▶ [Exercise goal]:
All of the data should be restated word for word.

▶ [Items from a data source]:
* * * *

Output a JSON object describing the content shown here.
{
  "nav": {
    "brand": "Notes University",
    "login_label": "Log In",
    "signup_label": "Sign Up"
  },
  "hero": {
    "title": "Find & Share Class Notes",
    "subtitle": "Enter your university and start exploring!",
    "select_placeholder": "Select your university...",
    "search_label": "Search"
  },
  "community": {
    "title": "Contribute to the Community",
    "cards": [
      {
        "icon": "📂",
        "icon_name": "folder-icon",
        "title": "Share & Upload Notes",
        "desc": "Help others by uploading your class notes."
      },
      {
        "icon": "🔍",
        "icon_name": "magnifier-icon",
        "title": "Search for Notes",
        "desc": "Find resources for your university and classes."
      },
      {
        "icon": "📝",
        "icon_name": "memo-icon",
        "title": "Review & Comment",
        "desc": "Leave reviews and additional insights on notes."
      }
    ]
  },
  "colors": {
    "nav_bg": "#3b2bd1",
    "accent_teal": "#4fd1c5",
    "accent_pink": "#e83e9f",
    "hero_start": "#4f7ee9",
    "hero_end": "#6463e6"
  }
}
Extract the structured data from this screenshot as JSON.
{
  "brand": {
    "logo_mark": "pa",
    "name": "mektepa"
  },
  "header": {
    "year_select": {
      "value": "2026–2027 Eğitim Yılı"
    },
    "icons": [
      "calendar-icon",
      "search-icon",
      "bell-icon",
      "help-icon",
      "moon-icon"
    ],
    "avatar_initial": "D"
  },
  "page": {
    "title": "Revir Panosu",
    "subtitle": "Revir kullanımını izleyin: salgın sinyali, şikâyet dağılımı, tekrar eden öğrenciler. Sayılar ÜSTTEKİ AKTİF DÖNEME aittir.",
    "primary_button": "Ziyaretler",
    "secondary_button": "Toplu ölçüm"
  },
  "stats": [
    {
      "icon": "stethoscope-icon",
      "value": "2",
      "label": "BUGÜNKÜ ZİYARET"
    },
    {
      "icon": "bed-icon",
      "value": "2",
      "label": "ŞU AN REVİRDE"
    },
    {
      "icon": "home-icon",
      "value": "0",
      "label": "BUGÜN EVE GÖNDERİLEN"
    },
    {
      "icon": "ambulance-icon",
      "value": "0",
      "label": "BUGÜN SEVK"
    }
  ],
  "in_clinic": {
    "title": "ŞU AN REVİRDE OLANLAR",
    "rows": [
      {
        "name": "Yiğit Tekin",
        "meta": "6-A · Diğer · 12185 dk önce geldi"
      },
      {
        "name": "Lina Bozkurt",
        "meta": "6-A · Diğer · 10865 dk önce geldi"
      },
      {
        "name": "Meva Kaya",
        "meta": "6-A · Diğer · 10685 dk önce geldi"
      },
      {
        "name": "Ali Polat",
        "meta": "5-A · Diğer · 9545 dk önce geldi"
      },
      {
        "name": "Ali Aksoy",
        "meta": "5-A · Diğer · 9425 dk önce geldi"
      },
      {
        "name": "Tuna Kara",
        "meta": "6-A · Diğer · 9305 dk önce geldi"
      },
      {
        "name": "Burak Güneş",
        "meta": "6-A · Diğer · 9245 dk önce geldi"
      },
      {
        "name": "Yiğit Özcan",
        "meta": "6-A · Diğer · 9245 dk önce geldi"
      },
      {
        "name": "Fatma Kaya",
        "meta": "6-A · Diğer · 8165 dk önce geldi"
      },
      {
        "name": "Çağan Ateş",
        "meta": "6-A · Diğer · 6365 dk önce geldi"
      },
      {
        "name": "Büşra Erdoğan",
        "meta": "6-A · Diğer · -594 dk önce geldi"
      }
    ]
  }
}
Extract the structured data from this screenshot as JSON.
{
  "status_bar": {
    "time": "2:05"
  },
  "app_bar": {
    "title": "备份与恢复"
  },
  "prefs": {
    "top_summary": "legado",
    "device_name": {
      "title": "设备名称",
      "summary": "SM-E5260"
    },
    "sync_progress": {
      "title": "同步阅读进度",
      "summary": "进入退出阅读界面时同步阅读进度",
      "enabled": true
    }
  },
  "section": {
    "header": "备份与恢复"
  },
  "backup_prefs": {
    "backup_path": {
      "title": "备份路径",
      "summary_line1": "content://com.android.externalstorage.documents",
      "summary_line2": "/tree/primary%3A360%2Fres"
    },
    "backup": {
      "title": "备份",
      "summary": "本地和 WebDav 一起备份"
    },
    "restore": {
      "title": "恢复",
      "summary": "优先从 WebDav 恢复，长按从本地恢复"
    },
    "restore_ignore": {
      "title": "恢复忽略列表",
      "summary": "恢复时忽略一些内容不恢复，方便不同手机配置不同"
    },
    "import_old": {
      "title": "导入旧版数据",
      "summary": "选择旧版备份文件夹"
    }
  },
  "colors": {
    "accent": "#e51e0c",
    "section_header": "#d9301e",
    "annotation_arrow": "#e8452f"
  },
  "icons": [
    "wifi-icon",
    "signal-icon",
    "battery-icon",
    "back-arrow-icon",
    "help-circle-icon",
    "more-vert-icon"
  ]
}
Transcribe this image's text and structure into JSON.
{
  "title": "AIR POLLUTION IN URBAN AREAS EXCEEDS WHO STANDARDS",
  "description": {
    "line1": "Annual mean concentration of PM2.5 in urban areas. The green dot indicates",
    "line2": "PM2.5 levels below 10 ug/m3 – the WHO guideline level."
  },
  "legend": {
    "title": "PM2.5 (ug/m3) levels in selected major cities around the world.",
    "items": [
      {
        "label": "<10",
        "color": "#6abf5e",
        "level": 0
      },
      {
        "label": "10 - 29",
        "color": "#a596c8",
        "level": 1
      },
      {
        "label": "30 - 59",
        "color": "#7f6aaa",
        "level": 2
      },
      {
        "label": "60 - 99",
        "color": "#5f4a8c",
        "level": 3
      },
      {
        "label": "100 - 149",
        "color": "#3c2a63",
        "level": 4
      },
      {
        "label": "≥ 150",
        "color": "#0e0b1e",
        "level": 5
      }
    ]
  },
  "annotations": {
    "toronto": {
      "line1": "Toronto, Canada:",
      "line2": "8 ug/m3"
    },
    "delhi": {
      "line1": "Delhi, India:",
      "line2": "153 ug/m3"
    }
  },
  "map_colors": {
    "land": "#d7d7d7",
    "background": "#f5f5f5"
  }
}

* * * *

▶ [Response to this task]:
Output a JSON object describing the content shown here.
{
  "nav": {
    "brand": "Notes University",
    "login_label": "Log In",
    "signup_label": "Sign Up"
  },
  "hero": {
    "title": "Find & Share Class Notes",
    "subtitle": "Enter your university and start exploring!",
    "select_placeholder": "Select your university...",
    "search_label": "Search"
  },
  "community": {
    "title": "Contribute to the Community",
    "cards": [
      {
        "icon": "📂",
        "icon_name": "folder-icon",
        "title": "Share & Upload Notes",
        "desc": "Help others by uploading your class notes."
      },
      {
        "icon": "🔍",
        "icon_name": "magnifier-icon",
        "title": "Search for Notes",
        "desc": "Find resources for your university and classes."
      },
      {
        "icon": "📝",
        "icon_name": "memo-icon",
        "title": "Review & Comment",
        "desc": "Leave reviews and additional insights on notes."
      }
    ]
  },
  "colors": {
    "nav_bg": "#3b2bd1",
    "accent_teal": "#4fd1c5",
    "accent_pink": "#e83e9f",
    "hero_start": "#4f7ee9",
    "hero_end": "#6463e6"
  }
}
Extract the structured data from this screenshot as JSON.
{
  "brand": {
    "logo_mark": "pa",
    "name": "mektepa"
  },
  "header": {
    "year_select": {
      "value": "2026–2027 Eğitim Yılı"
    },
    "icons": [
      "calendar-icon",
      "search-icon",
      "bell-icon",
      "help-icon",
      "moon-icon"
    ],
    "avatar_initial": "D"
  },
  "page": {
    "title": "Revir Panosu",
    "subtitle": "Revir kullanımını izleyin: salgın sinyali, şikâyet dağılımı, tekrar eden öğrenciler. Sayılar ÜSTTEKİ AKTİF DÖNEME aittir.",
    "primary_button": "Ziyaretler",
    "secondary_button": "Toplu ölçüm"
  },
  "stats": [
    {
      "icon": "stethoscope-icon",
      "value": "2",
      "label": "BUGÜNKÜ ZİYARET"
    },
    {
      "icon": "bed-icon",
      "value": "2",
      "label": "ŞU AN REVİRDE"
    },
    {
      "icon": "home-icon",
      "value": "0",
      "label": "BUGÜN EVE GÖNDERİLEN"
    },
    {
      "icon": "ambulance-icon",
      "value": "0",
      "label": "BUGÜN SEVK"
    }
  ],
  "in_clinic": {
    "title": "ŞU AN REVİRDE OLANLAR",
    "rows": [
      {
        "name": "Yiğit Tekin",
        "meta": "6-A · Diğer · 12185 dk önce geldi"
      },
      {
        "name": "Lina Bozkurt",
        "meta": "6-A · Diğer · 10865 dk önce geldi"
      },
      {
        "name": "Meva Kaya",
        "meta": "6-A · Diğer · 10685 dk önce geldi"
      },
      {
        "name": "Ali Polat",
        "meta": "5-A · Diğer · 9545 dk önce geldi"
      },
      {
        "name": "Ali Aksoy",
        "meta": "5-A · Diğer · 9425 dk önce geldi"
      },
      {
        "name": "Tuna Kara",
        "meta": "6-A · Diğer · 9305 dk önce geldi"
      },
      {
        "name": "Burak Güneş",
        "meta": "6-A · Diğer · 9245 dk önce geldi"
      },
      {
        "name": "Yiğit Özcan",
        "meta": "6-A · Diğer · 9245 dk önce geldi"
      },
      {
        "name": "Fatma Kaya",
        "meta": "6-A · Diğer · 8165 dk önce geldi"
      },
      {
        "name": "Çağan Ateş",
        "meta": "6-A · Diğer · 6365 dk önce geldi"
      },
      {
        "name": "Büşra Erdoğan",
        "meta": "6-A · Diğer · -594 dk önce geldi"
      }
    ]
  }
}
Extract the structured data from this screenshot as JSON.
{
  "status_bar": {
    "time": "2:05"
  },
  "app_bar": {
    "title": "备份与恢复"
  },
  "prefs": {
    "top_summary": "legado",
    "device_name": {
      "title": "设备名称",
      "summary": "SM-E5260"
    },
    "sync_progress": {
      "title": "同步阅读进度",
      "summary": "进入退出阅读界面时同步阅读进度",
      "enabled": true
    }
  },
  "section": {
    "header": "备份与恢复"
  },
  "backup_prefs": {
    "backup_path": {
      "title": "备份路径",
      "summary_line1": "content://com.android.externalstorage.documents",
      "summary_line2": "/tree/primary%3A360%2Fres"
    },
    "backup": {
      "title": "备份",
      "summary": "本地和 WebDav 一起备份"
    },
    "restore": {
      "title": "恢复",
      "summary": "优先从 WebDav 恢复，长按从本地恢复"
    },
    "restore_ignore": {
      "title": "恢复忽略列表",
      "summary": "恢复时忽略一些内容不恢复，方便不同手机配置不同"
    },
    "import_old": {
      "title": "导入旧版数据",
      "summary": "选择旧版备份文件夹"
    }
  },
  "colors": {
    "accent": "#e51e0c",
    "section_header": "#d9301e",
    "annotation_arrow": "#e8452f"
  },
  "icons": [
    "wifi-icon",
    "signal-icon",
    "battery-icon",
    "back-arrow-icon",
    "help-circle-icon",
    "more-vert-icon"
  ]
}
Transcribe this image's text and structure into JSON.
{
  "title": "AIR POLLUTION IN URBAN AREAS EXCEEDS WHO STANDARDS",
  "description": {
    "line1": "Annual mean concentration of PM2.5 in urban areas. The green dot indicates",
    "line2": "PM2.5 levels below 10 ug/m3 – the WHO guideline level."
  },
  "legend": {
    "title": "PM2.5 (ug/m3) levels in selected major cities around the world.",
    "items": [
      {
        "label": "<10",
        "color": "#6abf5e",
        "level": 0
      },
      {
        "label": "10 - 29",
        "color": "#a596c8",
        "level": 1
      },
      {
        "label": "30 - 59",
        "color": "#7f6aaa",
        "level": 2
      },
      {
        "label": "60 - 99",
        "color": "#5f4a8c",
        "level": 3
      },
      {
        "label": "100 - 149",
        "color": "#3c2a63",
        "level": 4
      },
      {
        "label": "≥ 150",
        "color": "#0e0b1e",
        "level": 5
      }
    ]
  },
  "annotations": {
    "toronto": {
      "line1": "Toronto, Canada:",
      "line2": "8 ug/m3"
    },
    "delhi": {
      "line1": "Delhi, India:",
      "line2": "153 ug/m3"
    }
  },
  "map_colors": {
    "land": "#d7d7d7",
    "background": "#f5f5f5"
  }
}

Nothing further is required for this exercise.